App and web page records
= = =

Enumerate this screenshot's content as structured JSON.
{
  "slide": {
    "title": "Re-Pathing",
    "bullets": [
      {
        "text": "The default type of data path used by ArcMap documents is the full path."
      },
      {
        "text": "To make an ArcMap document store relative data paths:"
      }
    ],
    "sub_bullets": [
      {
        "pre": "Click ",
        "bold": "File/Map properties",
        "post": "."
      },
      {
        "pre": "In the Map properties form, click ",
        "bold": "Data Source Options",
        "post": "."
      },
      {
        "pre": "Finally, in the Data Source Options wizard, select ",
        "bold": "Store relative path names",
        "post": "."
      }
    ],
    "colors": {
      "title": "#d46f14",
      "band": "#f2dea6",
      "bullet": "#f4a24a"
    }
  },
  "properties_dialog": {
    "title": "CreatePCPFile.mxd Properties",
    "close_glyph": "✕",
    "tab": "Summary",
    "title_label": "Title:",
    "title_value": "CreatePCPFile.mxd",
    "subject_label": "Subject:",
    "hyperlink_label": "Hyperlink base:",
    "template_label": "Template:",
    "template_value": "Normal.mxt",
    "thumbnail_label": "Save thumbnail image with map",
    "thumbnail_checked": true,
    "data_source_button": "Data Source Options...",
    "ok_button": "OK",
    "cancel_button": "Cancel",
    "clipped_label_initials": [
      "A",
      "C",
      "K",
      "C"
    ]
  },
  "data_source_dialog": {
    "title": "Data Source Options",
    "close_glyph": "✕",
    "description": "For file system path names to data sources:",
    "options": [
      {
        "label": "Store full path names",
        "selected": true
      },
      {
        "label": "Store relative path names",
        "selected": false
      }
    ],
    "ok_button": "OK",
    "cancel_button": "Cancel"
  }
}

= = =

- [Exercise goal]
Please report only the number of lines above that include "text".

- [Exercise output]
2